dreamstimecomp_13302520I realize the fact that I write and happen to love movies doesn’t make me a film critic, but if you can’t wax poetic and force your opinion on the world on your own blog, than where can you? Besides, the Oscars are on tonight and I have some thoughts on the nominees.

One of my favorite movies of the nominees this year is Nebraska. I thought it was smart, funny, touching and well-acted. I doubt that it, or Bruce Dern, will get any well-deserved recognition aside from the nomination, but I’ve cast my vote. It’s probably too simple of a film to take Best Picture or Actor anyway, but that’s what I loved about it. It was like good writing, full of rich observations of character and human nature while leaving a little something to the imagination. It was quiet where that other family drama was loud. I mean screaming, crying, in-your-face, over-the-top loud. Of course, I’m talking about August: Osage County, a movie that really let it all hang out. Every twisted, horrid detail was shouted out on screen until you felt as drained and limp as dirty laundry left flapping in the breeze. Or like you’d just been hit by a bus. And not the happy, hippy Partridge family bus either.

Another of my favorites, and one that stands a better chance of winning, is Dallas Buyers Club. I’ve never been more impressed with Matthew McConaughey, who even managed to be memorable in a bit part in The Wolf of Wall Street. And Jared Leto has my vote for Best Supporting Actor for his gender bender role as Rayon, particularly over Barkhad Abdi in Captain Phillips. Not that I have anything against the Somalian actor, he was truly frightening as a Somalian pirate, but c’mon, how much of an actual stretch was it? Jared Leto played a transvestite. I had to look him up, wondering what I’d seen him in. Turns out, I’ve seen him in everything! (Fight Club, Requiem for a Dream, Alexander.) And each time he’s been virtually unrecognizable, from one role to the next or from himself. Besides, acting is his life’s dream. I gotta support that. If Barkhad Abdi won, it’d be similar to how I feel when one of the real housewives writes a best selling novel. (Like whining, “That’s not faaa-irrr!”) 

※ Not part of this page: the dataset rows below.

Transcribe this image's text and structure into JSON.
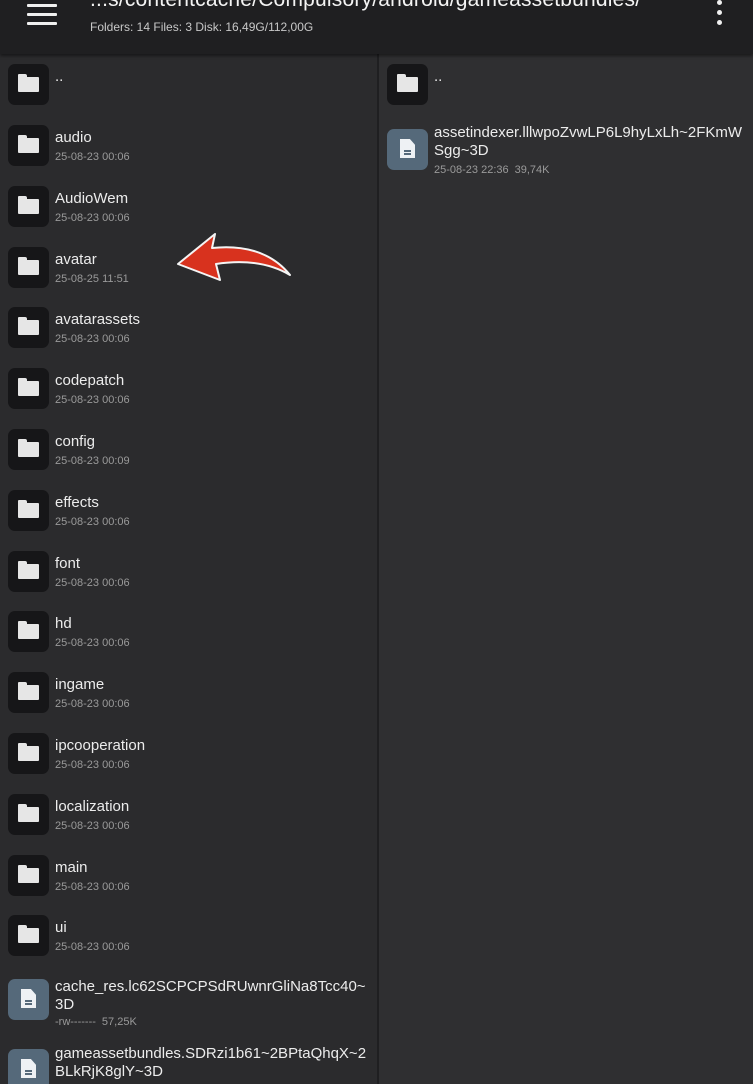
{
  "header": {
    "path": "...s/contentcache/Compulsory/android/gameassetbundles/",
    "stats": "Folders: 14  Files: 3  Disk: 16,49G/112,00G"
  },
  "left_pane": {
    "parent": "..",
    "items": [
      {
        "name": "audio",
        "meta": "25-08-23 00:06",
        "type": "folder"
      },
      {
        "name": "AudioWem",
        "meta": "25-08-23 00:06",
        "type": "folder"
      },
      {
        "name": "avatar",
        "meta": "25-08-25 11:51",
        "type": "folder"
      },
      {
        "name": "avatarassets",
        "meta": "25-08-23 00:06",
        "type": "folder"
      },
      {
        "name": "codepatch",
        "meta": "25-08-23 00:06",
        "type": "folder"
      },
      {
        "name": "config",
        "meta": "25-08-23 00:09",
        "type": "folder"
      },
      {
        "name": "effects",
        "meta": "25-08-23 00:06",
        "type": "folder"
      },
      {
        "name": "font",
        "meta": "25-08-23 00:06",
        "type": "folder"
      },
      {
        "name": "hd",
        "meta": "25-08-23 00:06",
        "type": "folder"
      },
      {
        "name": "ingame",
        "meta": "25-08-23 00:06",
        "type": "folder"
      },
      {
        "name": "ipcooperation",
        "meta": "25-08-23 00:06",
        "type": "folder"
      },
      {
        "name": "localization",
        "meta": "25-08-23 00:06",
        "type": "folder"
      },
      {
        "name": "main",
        "meta": "25-08-23 00:06",
        "type": "folder"
      },
      {
        "name": "ui",
        "meta": "25-08-23 00:06",
        "type": "folder"
      }
    ],
    "files": [
      {
        "name": "cache_res.lc62SCPCPSdRUwnrGliNa8Tcc40~3D",
        "perms": "-rw-------",
        "size": "57,25K"
      },
      {
        "name": "gameassetbundles.SDRzi1b61~2BPtaQhqX~2BLkRjK8glY~3D"
      }
    ]
  },
  "right_pane": {
    "parent": "..",
    "file": {
      "name": "assetindexer.lllwpoZvwLP6L9hyLxLh~2FKmWSgg~3D",
      "date": "25-08-23 22:36",
      "size": "39,74K"
    }
  },
  "colors": {
    "arrow": "#d8321e",
    "file_icon_bg": "#55697a",
    "folder_icon_bg": "#161618"
  },
  "icons": {
    "menu": "hamburger-icon",
    "overflow": "more-vert-icon",
    "folder": "folder-icon",
    "file": "file-icon",
    "annotation": "red-arrow-icon"
  }
}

I confess to not seeing two movies, mostly by choice. 12 Years a Slave, because I prefer to be emotionally disturbed in the privacy of my own home, and Her, because the idea of Joaquin Phoenix falling in love with his phone creeped me out. Joaquin is creepy enough as it is.

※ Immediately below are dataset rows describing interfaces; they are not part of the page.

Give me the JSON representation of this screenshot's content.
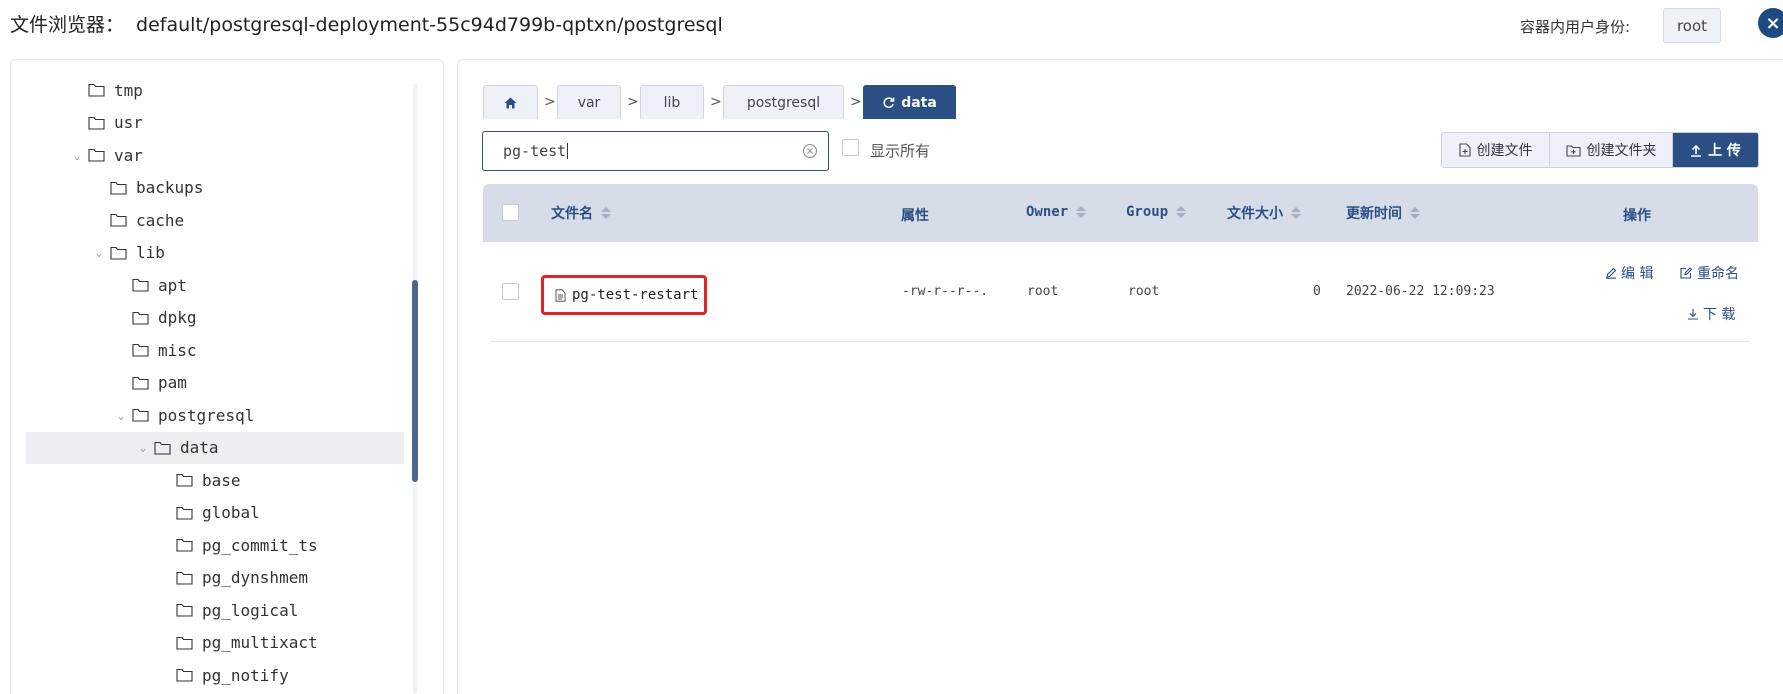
{
  "header": {
    "label": "文件浏览器：",
    "path": "default/postgresql-deployment-55c94d799b-qptxn/postgresql",
    "user_label": "容器内用户身份:",
    "user_value": "root",
    "close_icon": "×"
  },
  "tree": {
    "items": [
      {
        "label": "tmp",
        "toggle": ""
      },
      {
        "label": "usr",
        "toggle": ""
      },
      {
        "label": "var",
        "toggle": "⌄"
      },
      {
        "label": "backups",
        "toggle": ""
      },
      {
        "label": "cache",
        "toggle": ""
      },
      {
        "label": "lib",
        "toggle": "⌄"
      },
      {
        "label": "apt",
        "toggle": ""
      },
      {
        "label": "dpkg",
        "toggle": ""
      },
      {
        "label": "misc",
        "toggle": ""
      },
      {
        "label": "pam",
        "toggle": ""
      },
      {
        "label": "postgresql",
        "toggle": "⌄"
      },
      {
        "label": "data",
        "toggle": "⌄"
      },
      {
        "label": "base",
        "toggle": ""
      },
      {
        "label": "global",
        "toggle": ""
      },
      {
        "label": "pg_commit_ts",
        "toggle": ""
      },
      {
        "label": "pg_dynshmem",
        "toggle": ""
      },
      {
        "label": "pg_logical",
        "toggle": ""
      },
      {
        "label": "pg_multixact",
        "toggle": ""
      },
      {
        "label": "pg_notify",
        "toggle": ""
      }
    ]
  },
  "breadcrumb": {
    "items": [
      "var",
      "lib",
      "postgresql"
    ],
    "current": "data",
    "sep": ">"
  },
  "toolbar": {
    "search_value": "pg-test",
    "show_all_label": "显示所有",
    "create_file": "创建文件",
    "create_folder": "创建文件夹",
    "upload": "上 传"
  },
  "table": {
    "columns": {
      "name": "文件名",
      "attr": "属性",
      "owner": "Owner",
      "group": "Group",
      "size": "文件大小",
      "mtime": "更新时间",
      "ops": "操作"
    },
    "rows": [
      {
        "name": "pg-test-restart",
        "attr": "-rw-r--r--.",
        "owner": "root",
        "group": "root",
        "size": "0",
        "mtime": "2022-06-22 12:09:23",
        "op_edit": "编 辑",
        "op_rename": "重命名",
        "op_download": "下 载"
      }
    ]
  }
}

The movie I’m afraid will take the majority of awards is Gravity. Don’t get me wrong, Sandra Bullock was great, as were the visual effects. But, in the end, I couldn’t have cared less whether George and Sandra made it safely back down to earth or spun away in space forever. I’ve read there were more than a few gaffs in both the laws of physics and credibility and heard Clooney’s character likened to that of Toy Story’s Buzz Lightyear, which cracks me up and seems accurate enough.

While I may have been impartial to the astronaut’s fate in Gravity, in All Is Lost, I wanted to shove Robert Redford off the boat and drown him myself. As someone who continually mutters and curses to herself (just ask my mom), I couldn’t get past the lack of dialogue. If it weren’t for the lone dropping of the F-bomb, I’d have wondered if Redford’s character were human at all. Thank goodness all it’s up for is a Sound Editing award, and even that I have to give to Gravity. There was something very cool going on with sound, from the deafening silence of space to the crash of flying debris. I’m not savvy enough to know what it was, just that it was good.

So there you have it. My two cents, for what it’s worth. Feel free to agree, or disagree as the case may be. It will be published in the comments for all the world to see. Today we’re all film critics. And that’s gotta be worth at least a penny.